- [Problem to solve]: Return each line of the listing that follows in which the string "data" can be found.

(Supplied material)

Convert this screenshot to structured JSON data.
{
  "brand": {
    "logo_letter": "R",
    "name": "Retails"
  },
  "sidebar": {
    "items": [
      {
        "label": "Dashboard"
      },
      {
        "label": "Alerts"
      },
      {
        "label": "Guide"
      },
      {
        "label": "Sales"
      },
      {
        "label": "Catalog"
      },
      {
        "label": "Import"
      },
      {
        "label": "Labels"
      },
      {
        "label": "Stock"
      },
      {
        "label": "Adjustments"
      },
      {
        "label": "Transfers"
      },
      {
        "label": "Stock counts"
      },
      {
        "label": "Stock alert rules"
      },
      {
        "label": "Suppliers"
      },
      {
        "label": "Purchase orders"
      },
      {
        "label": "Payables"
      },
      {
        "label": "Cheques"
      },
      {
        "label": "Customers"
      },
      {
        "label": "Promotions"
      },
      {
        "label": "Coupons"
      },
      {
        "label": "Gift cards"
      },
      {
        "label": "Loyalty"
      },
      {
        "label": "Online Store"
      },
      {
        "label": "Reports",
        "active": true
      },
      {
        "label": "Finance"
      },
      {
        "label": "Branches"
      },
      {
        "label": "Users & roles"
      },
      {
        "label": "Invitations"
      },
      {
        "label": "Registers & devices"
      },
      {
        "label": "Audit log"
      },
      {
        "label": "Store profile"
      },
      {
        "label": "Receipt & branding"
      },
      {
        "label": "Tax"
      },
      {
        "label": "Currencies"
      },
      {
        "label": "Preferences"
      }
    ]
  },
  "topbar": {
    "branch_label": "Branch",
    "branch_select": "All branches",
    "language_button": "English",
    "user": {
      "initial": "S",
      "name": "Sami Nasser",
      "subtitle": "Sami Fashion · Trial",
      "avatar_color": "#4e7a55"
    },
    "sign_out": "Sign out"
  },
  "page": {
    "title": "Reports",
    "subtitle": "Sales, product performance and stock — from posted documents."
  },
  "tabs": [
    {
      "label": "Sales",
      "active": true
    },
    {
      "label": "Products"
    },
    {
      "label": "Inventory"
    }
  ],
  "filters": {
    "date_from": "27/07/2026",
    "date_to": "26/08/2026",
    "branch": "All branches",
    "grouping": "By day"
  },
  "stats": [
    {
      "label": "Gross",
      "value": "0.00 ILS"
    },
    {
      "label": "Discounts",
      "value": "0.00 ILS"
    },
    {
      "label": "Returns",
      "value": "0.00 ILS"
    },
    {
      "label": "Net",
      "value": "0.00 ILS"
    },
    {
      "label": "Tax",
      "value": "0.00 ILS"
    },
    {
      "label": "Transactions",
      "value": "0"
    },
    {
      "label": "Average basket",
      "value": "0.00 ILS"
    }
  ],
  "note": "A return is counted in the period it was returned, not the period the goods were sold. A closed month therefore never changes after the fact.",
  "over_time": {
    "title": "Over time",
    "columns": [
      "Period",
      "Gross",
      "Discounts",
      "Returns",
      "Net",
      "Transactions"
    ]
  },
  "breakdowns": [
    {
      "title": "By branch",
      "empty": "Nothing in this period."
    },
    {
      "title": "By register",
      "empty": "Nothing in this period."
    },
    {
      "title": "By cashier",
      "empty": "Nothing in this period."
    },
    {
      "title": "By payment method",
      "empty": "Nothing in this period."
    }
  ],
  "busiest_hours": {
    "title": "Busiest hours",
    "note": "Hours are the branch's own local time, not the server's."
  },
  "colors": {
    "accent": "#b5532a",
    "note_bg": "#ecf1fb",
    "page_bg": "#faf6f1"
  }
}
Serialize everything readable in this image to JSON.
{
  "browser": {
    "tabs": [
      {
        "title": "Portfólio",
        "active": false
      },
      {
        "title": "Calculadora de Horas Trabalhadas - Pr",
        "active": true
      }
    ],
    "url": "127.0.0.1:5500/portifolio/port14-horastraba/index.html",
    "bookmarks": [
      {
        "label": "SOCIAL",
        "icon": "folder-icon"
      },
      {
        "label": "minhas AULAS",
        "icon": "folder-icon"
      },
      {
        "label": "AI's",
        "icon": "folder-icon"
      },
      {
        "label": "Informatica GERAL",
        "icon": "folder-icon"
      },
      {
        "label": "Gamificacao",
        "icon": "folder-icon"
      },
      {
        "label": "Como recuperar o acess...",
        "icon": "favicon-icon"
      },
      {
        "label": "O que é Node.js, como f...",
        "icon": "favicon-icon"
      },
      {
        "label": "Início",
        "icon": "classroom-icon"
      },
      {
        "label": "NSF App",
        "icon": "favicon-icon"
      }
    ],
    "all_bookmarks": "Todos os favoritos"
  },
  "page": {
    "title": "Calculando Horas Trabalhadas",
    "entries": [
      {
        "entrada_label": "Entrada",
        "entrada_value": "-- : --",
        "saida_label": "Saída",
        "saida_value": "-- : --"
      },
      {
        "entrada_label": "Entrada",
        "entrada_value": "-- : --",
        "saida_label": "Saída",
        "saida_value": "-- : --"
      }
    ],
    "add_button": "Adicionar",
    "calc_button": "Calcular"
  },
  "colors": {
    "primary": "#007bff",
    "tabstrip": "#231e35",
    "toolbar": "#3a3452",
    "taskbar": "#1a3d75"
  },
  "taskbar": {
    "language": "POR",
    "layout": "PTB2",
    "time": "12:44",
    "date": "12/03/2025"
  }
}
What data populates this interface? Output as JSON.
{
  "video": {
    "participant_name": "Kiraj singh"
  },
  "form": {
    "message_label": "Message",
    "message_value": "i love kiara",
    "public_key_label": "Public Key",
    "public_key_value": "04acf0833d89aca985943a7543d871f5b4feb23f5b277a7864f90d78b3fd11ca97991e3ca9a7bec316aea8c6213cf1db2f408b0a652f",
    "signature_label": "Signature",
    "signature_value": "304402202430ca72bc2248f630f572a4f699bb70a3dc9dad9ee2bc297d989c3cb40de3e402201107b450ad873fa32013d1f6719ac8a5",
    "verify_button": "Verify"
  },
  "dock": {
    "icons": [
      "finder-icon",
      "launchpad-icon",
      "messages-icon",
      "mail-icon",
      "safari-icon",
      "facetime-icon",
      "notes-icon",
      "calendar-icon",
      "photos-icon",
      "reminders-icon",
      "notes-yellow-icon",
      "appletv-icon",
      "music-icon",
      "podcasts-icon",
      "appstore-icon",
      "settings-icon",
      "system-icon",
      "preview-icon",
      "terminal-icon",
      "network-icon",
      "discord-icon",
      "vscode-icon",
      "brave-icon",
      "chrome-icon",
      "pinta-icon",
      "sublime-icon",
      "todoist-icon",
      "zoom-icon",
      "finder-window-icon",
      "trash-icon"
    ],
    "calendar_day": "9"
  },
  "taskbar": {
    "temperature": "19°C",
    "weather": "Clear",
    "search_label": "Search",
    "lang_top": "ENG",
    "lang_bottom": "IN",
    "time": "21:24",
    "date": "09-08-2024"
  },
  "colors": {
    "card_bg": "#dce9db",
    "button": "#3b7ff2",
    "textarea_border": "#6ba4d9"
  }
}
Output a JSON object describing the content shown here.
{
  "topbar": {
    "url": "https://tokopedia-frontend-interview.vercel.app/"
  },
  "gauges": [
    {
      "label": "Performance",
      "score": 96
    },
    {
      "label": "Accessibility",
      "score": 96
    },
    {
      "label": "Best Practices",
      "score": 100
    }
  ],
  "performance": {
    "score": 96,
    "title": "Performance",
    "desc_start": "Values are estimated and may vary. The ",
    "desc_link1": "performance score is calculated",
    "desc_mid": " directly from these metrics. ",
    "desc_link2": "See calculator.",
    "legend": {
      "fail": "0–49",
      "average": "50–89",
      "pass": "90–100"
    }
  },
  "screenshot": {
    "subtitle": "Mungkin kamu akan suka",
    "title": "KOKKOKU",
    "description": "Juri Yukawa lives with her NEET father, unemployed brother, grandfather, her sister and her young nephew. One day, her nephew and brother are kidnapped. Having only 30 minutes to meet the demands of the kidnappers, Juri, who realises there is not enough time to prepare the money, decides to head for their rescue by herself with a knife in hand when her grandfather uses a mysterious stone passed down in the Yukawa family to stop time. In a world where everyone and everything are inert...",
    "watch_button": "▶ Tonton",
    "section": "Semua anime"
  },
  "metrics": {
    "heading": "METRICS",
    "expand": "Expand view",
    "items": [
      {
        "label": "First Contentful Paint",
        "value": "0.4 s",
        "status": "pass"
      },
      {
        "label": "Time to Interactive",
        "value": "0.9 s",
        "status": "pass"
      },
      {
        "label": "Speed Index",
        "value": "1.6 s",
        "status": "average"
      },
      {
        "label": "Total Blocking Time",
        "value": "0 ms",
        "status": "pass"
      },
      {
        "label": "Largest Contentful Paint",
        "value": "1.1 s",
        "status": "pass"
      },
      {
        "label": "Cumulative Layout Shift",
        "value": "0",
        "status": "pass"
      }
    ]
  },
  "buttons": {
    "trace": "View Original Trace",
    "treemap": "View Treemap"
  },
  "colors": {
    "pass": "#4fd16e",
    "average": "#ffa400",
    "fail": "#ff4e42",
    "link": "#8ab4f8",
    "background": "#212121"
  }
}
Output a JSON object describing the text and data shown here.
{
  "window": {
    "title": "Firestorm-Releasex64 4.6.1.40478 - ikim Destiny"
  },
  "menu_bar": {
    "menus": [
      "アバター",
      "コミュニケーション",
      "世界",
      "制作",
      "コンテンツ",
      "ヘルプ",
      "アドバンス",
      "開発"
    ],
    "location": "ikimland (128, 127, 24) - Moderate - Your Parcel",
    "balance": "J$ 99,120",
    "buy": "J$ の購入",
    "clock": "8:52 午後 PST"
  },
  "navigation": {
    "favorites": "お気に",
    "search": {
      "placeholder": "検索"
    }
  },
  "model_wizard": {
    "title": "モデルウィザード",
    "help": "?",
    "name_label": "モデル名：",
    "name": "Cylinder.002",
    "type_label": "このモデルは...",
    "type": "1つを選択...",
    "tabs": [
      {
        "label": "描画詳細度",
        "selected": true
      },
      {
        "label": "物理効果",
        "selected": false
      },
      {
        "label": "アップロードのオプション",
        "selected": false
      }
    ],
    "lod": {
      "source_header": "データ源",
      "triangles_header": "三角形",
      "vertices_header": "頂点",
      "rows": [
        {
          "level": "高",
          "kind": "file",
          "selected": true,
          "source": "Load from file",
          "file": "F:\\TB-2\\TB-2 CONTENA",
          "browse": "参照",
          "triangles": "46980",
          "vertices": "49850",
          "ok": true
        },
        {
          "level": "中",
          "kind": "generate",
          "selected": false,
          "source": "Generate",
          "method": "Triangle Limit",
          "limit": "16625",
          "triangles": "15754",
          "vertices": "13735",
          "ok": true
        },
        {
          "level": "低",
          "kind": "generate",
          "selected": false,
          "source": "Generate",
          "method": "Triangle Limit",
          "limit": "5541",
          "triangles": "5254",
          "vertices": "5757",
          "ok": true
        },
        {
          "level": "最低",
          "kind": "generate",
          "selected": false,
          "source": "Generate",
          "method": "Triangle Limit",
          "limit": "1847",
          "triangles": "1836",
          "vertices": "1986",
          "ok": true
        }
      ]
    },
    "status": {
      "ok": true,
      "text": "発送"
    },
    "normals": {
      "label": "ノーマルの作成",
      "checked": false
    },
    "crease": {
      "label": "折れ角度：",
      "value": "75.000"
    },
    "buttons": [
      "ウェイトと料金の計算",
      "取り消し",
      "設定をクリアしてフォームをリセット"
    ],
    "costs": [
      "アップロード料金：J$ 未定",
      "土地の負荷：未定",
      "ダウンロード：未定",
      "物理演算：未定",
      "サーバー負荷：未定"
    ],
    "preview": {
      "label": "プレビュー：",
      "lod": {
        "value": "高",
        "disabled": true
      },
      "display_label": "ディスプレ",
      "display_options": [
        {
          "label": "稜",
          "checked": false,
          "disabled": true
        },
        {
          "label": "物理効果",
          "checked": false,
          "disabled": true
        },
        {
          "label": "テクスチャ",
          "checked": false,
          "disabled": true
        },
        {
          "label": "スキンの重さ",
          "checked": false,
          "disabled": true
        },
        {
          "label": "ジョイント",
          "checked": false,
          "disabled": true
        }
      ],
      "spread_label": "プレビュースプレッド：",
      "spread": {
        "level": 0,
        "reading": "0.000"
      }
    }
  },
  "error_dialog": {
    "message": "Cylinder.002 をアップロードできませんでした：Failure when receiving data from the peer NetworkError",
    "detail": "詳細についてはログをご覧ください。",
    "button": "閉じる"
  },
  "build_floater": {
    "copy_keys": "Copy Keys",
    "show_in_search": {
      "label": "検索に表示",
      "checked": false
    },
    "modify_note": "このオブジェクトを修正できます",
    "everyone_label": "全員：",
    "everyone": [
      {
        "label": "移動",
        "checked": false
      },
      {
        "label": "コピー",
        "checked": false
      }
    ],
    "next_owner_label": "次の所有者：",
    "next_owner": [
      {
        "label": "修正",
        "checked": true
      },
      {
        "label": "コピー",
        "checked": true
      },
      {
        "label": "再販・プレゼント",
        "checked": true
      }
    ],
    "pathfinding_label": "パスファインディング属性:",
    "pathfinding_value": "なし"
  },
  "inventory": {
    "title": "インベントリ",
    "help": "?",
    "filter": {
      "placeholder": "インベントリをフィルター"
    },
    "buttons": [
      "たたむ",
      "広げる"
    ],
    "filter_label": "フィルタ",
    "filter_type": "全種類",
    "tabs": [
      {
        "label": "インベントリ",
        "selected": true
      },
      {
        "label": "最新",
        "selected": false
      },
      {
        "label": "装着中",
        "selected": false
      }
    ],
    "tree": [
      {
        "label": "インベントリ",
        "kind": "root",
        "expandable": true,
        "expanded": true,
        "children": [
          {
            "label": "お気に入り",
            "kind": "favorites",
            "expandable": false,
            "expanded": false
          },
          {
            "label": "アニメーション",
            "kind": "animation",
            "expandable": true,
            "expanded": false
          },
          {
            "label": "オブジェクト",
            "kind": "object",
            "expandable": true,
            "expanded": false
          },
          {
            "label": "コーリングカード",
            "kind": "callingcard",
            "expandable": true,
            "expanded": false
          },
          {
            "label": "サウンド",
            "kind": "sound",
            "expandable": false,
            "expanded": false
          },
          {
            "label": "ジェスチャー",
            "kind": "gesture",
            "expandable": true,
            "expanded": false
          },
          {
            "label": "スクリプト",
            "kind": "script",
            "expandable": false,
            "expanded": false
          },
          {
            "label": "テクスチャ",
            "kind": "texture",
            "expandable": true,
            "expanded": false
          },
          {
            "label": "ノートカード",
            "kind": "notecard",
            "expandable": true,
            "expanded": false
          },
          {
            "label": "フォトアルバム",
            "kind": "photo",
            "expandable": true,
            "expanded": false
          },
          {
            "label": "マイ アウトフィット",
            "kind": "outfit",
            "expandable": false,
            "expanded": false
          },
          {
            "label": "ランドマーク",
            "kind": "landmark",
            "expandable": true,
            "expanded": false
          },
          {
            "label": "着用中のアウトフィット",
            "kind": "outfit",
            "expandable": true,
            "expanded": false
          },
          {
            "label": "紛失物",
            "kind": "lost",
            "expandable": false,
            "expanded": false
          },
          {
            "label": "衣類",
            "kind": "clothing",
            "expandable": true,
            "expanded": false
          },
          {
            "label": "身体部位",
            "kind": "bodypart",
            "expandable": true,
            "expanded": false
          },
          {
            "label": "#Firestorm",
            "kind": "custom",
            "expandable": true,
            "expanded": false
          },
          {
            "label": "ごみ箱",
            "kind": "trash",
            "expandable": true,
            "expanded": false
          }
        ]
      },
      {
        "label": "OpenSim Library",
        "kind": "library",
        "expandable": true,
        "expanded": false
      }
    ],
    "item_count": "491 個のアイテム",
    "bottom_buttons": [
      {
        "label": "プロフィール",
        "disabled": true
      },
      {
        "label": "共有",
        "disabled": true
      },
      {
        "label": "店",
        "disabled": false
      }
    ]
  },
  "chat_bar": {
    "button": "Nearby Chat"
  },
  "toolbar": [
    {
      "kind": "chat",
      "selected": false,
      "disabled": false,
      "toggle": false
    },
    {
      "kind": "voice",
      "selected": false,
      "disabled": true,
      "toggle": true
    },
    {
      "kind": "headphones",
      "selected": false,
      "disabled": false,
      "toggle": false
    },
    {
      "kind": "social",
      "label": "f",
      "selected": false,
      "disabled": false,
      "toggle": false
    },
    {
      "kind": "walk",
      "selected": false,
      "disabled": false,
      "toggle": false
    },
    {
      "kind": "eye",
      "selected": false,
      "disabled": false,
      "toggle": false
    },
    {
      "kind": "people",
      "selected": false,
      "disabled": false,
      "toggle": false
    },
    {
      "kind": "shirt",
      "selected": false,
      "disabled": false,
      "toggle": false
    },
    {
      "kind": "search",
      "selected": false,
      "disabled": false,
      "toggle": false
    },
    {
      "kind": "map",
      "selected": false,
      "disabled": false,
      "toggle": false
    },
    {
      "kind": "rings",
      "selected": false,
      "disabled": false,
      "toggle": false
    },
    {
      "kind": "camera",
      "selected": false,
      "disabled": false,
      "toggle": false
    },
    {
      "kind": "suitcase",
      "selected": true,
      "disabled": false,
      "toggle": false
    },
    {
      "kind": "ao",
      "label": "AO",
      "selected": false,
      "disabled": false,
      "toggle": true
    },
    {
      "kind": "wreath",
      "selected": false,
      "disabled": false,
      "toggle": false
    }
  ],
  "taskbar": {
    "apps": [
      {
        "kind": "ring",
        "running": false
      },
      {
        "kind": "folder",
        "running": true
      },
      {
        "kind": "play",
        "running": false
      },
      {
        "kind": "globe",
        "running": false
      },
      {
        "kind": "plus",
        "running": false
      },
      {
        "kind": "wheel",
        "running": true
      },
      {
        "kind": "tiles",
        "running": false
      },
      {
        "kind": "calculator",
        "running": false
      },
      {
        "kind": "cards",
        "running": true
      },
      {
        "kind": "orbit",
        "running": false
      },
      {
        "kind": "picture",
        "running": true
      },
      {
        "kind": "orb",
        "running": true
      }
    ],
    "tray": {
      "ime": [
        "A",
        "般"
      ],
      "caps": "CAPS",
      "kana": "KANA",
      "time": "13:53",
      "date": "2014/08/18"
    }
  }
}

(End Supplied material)

- [Response to this task]:
Convert this screenshot to structured JSON data.
What data populates this interface? Output as JSON.
Output a JSON object describing the text and data shown here.
    "message": "Cylinder.002 をアップロードできませんでした：Failure when receiving data from the peer NetworkError",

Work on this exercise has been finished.